CNN National Correspondent Tony Clark has been following the campaign of Gov. George W. Bush in Austin, Texas.
Q: Dick Cheney has been quoted as saying that there may be Democrats appointed to a Bush Cabinet. What are people in the Bush camp saying behind the scenes?
CLARK: At this point, no one has been named to a possible Bush administration, but Andy Card, who would be the chief of staff in Bush's administration, said the governor is well aware of how close the election was and the need to work with Democrats. And, perhaps, include Democrats in a Bush administration. One name being talked about is former U.S. Sen. Sam Nunn of Georgia as possible secretary of defense.
Q: Are they serious about this or is this just window-dressing?
CLARK: I think they are serious. They are well aware of the difficult situation they would face if Bush becomes president. He would have a U.S. Senate that looks like it will be evenly divided, and a country that in this election has been almost evenly divided. The task of bringing people together to accomplish anything is going to be monumental.

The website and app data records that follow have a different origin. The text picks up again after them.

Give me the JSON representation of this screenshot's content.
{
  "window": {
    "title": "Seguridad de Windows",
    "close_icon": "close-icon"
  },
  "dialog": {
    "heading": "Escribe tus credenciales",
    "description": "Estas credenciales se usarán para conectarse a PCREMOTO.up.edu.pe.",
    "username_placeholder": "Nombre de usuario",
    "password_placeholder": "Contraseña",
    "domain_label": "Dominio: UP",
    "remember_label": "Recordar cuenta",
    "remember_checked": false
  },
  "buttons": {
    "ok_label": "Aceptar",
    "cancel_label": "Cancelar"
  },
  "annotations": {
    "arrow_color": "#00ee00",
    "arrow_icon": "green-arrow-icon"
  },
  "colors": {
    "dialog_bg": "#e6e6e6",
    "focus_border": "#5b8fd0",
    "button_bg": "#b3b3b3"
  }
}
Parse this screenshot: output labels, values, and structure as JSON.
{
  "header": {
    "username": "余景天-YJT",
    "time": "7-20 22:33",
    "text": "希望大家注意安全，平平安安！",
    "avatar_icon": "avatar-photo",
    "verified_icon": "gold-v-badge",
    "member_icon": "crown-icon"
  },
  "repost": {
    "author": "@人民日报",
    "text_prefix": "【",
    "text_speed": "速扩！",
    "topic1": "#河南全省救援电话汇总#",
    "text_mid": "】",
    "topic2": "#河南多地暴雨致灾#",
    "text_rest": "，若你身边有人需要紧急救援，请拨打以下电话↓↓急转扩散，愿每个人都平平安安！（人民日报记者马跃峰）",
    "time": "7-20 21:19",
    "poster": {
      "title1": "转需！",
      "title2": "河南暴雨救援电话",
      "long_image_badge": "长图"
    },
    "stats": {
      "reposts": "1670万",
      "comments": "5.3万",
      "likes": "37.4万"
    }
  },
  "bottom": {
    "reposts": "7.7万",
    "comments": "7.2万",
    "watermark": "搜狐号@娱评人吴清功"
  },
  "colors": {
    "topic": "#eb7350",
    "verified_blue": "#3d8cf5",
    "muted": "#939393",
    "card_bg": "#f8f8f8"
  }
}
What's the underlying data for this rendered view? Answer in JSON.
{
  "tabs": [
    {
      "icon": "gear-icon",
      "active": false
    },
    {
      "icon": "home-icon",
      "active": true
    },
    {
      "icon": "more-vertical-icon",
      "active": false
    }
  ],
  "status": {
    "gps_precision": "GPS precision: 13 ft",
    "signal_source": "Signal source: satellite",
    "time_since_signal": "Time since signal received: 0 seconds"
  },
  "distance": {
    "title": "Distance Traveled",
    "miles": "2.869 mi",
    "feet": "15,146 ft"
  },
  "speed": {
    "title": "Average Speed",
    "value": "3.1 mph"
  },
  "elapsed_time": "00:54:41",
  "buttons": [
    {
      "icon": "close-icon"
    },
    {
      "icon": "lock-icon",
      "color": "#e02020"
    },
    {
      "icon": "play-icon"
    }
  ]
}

One thing Bush stressed in the campaign was his ability as governor to work with Democrats. Even before he was elected governor six years ago, when he thought he would win, he began making overtures to the person who was going to be the lieutenant governor -- a Democrat -- and said, "Look, I think I'm going to win. We're going to need to work together."
So, being able to work in a bipartisan environment is something the governor has stressed, and I think they are quite serious in wanting to bring Democrats in. The difficulty, because of bitterness of the presidential contest, may be in getting Democrats to agree to be part of a Bush administration.
Q: What has the Bush camp's reaction been to Al Gore's appearance last night and his explanation that votes shouldn't be set aside because they were too difficult to count?
CLARK: They were not impressed. One senior aide said there was nothing new in what the vice president had to say, and that his talk of counting every vote "rings hollow." There is also the sense here that the vice president is running out of time, both in the courts and in the court of public opinion.
Q: What has the Bush camp done to promote the latest CNN/USA Today-Gallup poll that shows 56 percent of those polled believe Gore should concede?
CLARK: One of the things that the Bush campaign does, and I'm sure Gore's aides do it as well, is e-mail reporters, pushing both the editorials that raise questions about the vice president's support and also polls that question the vice president's support. It's another way to add pressure [on the Gore camp] if people are talking about fading support ....
Q: Has it been confirmed that Gen. Colin Powell would be Bush's secretary of state? Is Powell talking?
CLARK: His name has been tossed around throughout the campaign, and he did campaign for Gov. Bush. There is some talk, and there has been some reporting, that while Powell is being discussed as a nominee, he doesn't want to be named at a time when this whole election controversy is still swirling around.
One of the things that Andy Card mentioned is that Bush is having to walk fine line between getting things done for a transition and not appearing presumptuous. That's one of the reasons we're not seeing names being trotted out the way you might see them.
Q: Any other news on the transition?
CLARK: They're having to raise money and set up their own transition office, as we reported yesterday. The Clinton administration did the same thing in 1992 when the Bush White House was a bit slow in helping them.
Q: Is money readily available for such things?
CLARK: The Bush campaign has found it can raise money relatively easily, both at the start of the campaign, and as the Florida recount battle began. They sent out e-mails to supporters who have given in the past, asking for $5,000 a person.